It’s time for another trip to the surreal with Ingmar Bergman!
Written By: Ingmar Bergman
Directed By: Ingmar Bergman
Love is at the heart of Smultronstället, or more accurately, the lack of love and eventual discovery of love. Every Bergman film I have seen has been about questioning, not in order to discover anything per say, but to question why we are here, why the universe functions as it does, what is above us, what is ahead of us, and more. Smultronstället asks questions, but it asks these questions in the mode of self discovery. The character of Dr. Isak Borg is on a journey of self-discovery, one that can only come about when the person in question is near the end of their road and has no choice but to face up to the life they have led and whether or not it gave them any sort of fulfillment.

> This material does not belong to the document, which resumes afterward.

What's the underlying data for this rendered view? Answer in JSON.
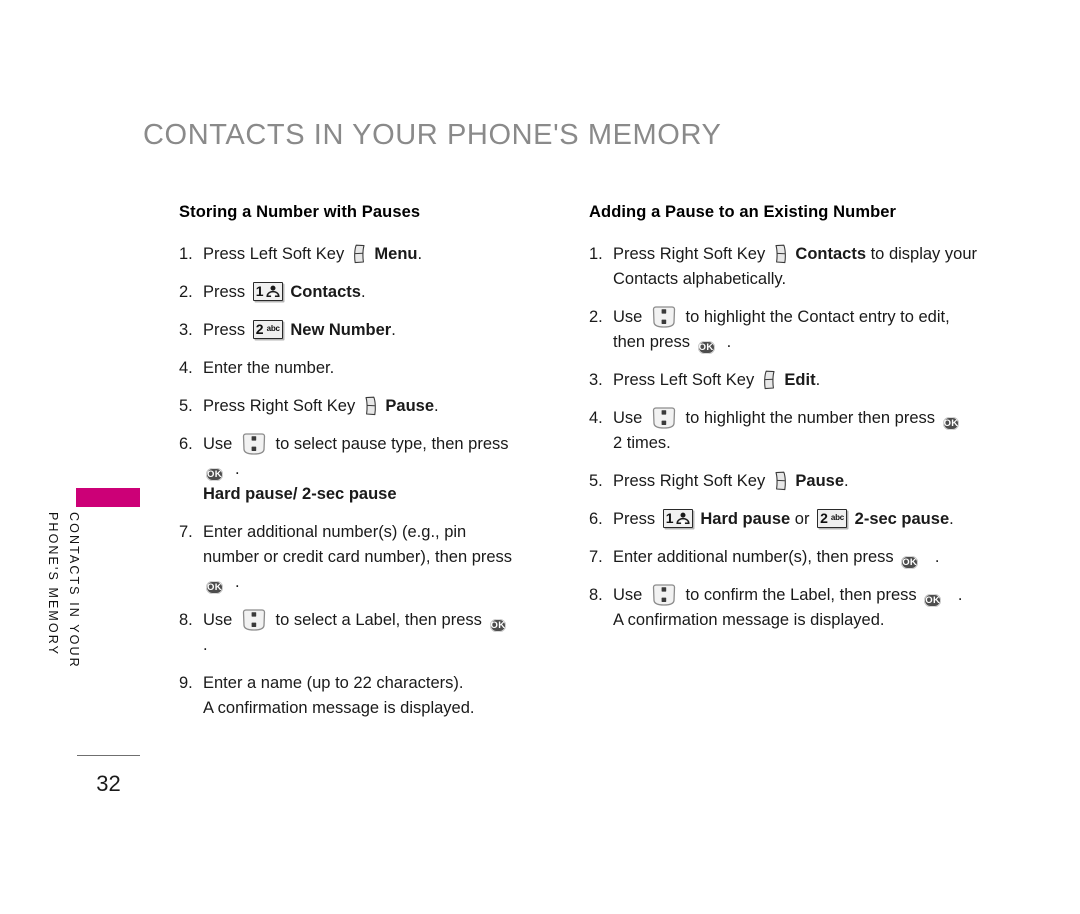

Bergman uses dreams and similar characters as the focal points for Borg’s self-discovery. Borg sets off with daughter-in-law Marianne on a journey to receive an honorific for his career as some sort of doctor. On this journey he meets people who remind him of various stages of his life and start him off on dream sequences that help his inner journey towards the destination of love and happiness. This is prefaced by a nightmare dream that shows Borg’s own desolate funeral procession and this haunting image is the impetus for his decision to trek across Sweden in a car to receive his award in lieu of the preplanned air travel. The dreams and familiar characters drive Borg, making him realize how misbegotten his life was, how cold of an individual he is and how he has chosen to be this way because it was passed on to him as a sort of family trait. This is important because it is possibly the biggest factor in his final reconciliation, he realizes he doesn’t want his son, daughter-in-law and future grandchild to end up the same way. So he reaches out to his son and is slightly rebuked. But, this is followed by a touching moment of sincere emotion with Marianne that leaves Borg laying content with a smile on his face as he can finally drift off ta a happy dream. For the first time in his life, Borg is happy on the both the outside and the inside.

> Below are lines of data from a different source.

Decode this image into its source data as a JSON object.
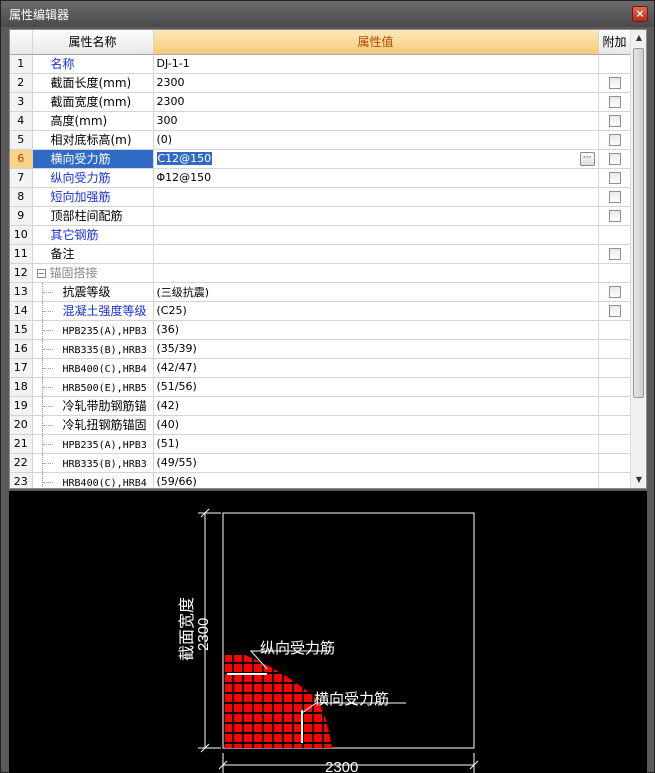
{
  "window": {
    "title": "属性编辑器",
    "close_glyph": "×"
  },
  "columns": {
    "name": "属性名称",
    "value": "属性值",
    "extra": "附加"
  },
  "rows": [
    {
      "num": "1",
      "name": "名称",
      "value": "DJ-1-1",
      "style": "blue",
      "checkbox": false
    },
    {
      "num": "2",
      "name": "截面长度(mm)",
      "value": "2300",
      "style": "",
      "checkbox": true
    },
    {
      "num": "3",
      "name": "截面宽度(mm)",
      "value": "2300",
      "style": "",
      "checkbox": true
    },
    {
      "num": "4",
      "name": "高度(mm)",
      "value": "300",
      "style": "",
      "checkbox": true
    },
    {
      "num": "5",
      "name": "相对底标高(m)",
      "value": "(0)",
      "style": "",
      "checkbox": true
    },
    {
      "num": "6",
      "name": "横向受力筋",
      "value": "C12@150",
      "style": "sel",
      "checkbox": true,
      "selected": true
    },
    {
      "num": "7",
      "name": "纵向受力筋",
      "value": "Φ12@150",
      "style": "blue",
      "checkbox": true
    },
    {
      "num": "8",
      "name": "短向加强筋",
      "value": "",
      "style": "blue",
      "checkbox": true
    },
    {
      "num": "9",
      "name": "顶部柱间配筋",
      "value": "",
      "style": "",
      "checkbox": true
    },
    {
      "num": "10",
      "name": "其它钢筋",
      "value": "",
      "style": "blue",
      "checkbox": false
    },
    {
      "num": "11",
      "name": "备注",
      "value": "",
      "style": "",
      "checkbox": true
    },
    {
      "num": "12",
      "name": "锚固搭接",
      "value": "",
      "style": "group",
      "checkbox": false
    },
    {
      "num": "13",
      "name": "抗震等级",
      "value": "(三级抗震)",
      "style": "sub",
      "checkbox": true
    },
    {
      "num": "14",
      "name": "混凝土强度等级",
      "value": "(C25)",
      "style": "sub blue",
      "checkbox": true
    },
    {
      "num": "15",
      "name": "HPB235(A),HPB3",
      "value": "(36)",
      "style": "sub mono",
      "checkbox": false
    },
    {
      "num": "16",
      "name": "HRB335(B),HRB3",
      "value": "(35/39)",
      "style": "sub mono",
      "checkbox": false
    },
    {
      "num": "17",
      "name": "HRB400(C),HRB4",
      "value": "(42/47)",
      "style": "sub mono",
      "checkbox": false
    },
    {
      "num": "18",
      "name": "HRB500(E),HRB5",
      "value": "(51/56)",
      "style": "sub mono",
      "checkbox": false
    },
    {
      "num": "19",
      "name": "冷轧带肋钢筋锚",
      "value": "(42)",
      "style": "sub",
      "checkbox": false
    },
    {
      "num": "20",
      "name": "冷轧扭钢筋锚固",
      "value": "(40)",
      "style": "sub",
      "checkbox": false
    },
    {
      "num": "21",
      "name": "HPB235(A),HPB3",
      "value": "(51)",
      "style": "sub mono",
      "checkbox": false
    },
    {
      "num": "22",
      "name": "HRB335(B),HRB3",
      "value": "(49/55)",
      "style": "sub mono",
      "checkbox": false
    },
    {
      "num": "23",
      "name": "HRB400(C),HRB4",
      "value": "(59/66)",
      "style": "sub mono",
      "checkbox": false
    }
  ],
  "preview": {
    "width_dim": "2300",
    "length_dim": "2300",
    "width_label": "截面宽度",
    "long_rebar_label": "纵向受力筋",
    "trans_rebar_label": "横向受力筋"
  },
  "colors": {
    "selection": "#316ac5",
    "link_blue": "#1a2fd8",
    "header_orange": "#f5c97a",
    "rebar_red": "#ff0000"
  }
}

Victor Sjöström is genial and endearing as Borg. Perhaps the only real flaw in the entire film is that even when Sjöström is supposed to be cold and icy he still retains some warmness in his personage. For me this wasn’t a problem because I viewed it as the inner warmth cracking the outer icy shell every once in a while. But, for people who didn’t read it as such I could see that warmth being a slight problem. Sjöström is the focal point of the film, he carries himself well and is always up to the task for whatever the film requires of him. Ingrid Thulin is also quite charming as Marianne while Bibi Andersson is full of life as present day Sara and full of dread and worry as past Sara.

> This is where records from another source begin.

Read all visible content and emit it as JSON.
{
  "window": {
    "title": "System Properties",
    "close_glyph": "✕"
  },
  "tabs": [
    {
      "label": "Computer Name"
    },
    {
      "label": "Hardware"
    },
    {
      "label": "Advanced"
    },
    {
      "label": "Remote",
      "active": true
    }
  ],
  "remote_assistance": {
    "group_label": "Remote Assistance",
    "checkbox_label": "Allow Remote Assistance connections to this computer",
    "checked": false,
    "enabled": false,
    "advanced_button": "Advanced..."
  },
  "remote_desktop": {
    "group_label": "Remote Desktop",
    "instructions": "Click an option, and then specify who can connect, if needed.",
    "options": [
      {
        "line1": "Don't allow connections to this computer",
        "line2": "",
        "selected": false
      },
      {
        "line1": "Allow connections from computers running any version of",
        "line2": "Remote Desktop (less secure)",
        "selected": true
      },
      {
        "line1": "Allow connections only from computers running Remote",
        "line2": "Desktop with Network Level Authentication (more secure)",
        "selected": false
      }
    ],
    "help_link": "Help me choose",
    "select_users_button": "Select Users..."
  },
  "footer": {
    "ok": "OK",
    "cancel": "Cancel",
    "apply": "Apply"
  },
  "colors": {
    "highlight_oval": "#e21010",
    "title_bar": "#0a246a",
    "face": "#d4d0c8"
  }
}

Bergman manages to keep Smultronstället abundant with his usual surreal touches. The dream sequences are full of symbolism and are bathed in said surrealism, but not to the levels of his other works such as Det Sjunde Inseglet that directly preceded Smultronstället. There is a bit of an obviousness to the approach Bergman uses, at least once you begin to put the pieces together that is. In that respect Bergman has ensured that the focus in Smultronstället is on Borg’s journey and not on the surreal imagery or flashback narrative style.
I am a fan of all the Bergman work I have seen, but Smultronstället is the best of the lot. Fanny Och Alexander is my favorite, but Smultronstället has the right blend of Bergman surrealism and heart that gets me every time. This film is talked up for a reason, so when someone tells you to go and see Smultronstället, or Wild Strawberries since they won’t be a dick and use the literal title like I do, listen to them, because you don’t want to wait until you are near death to discover this film.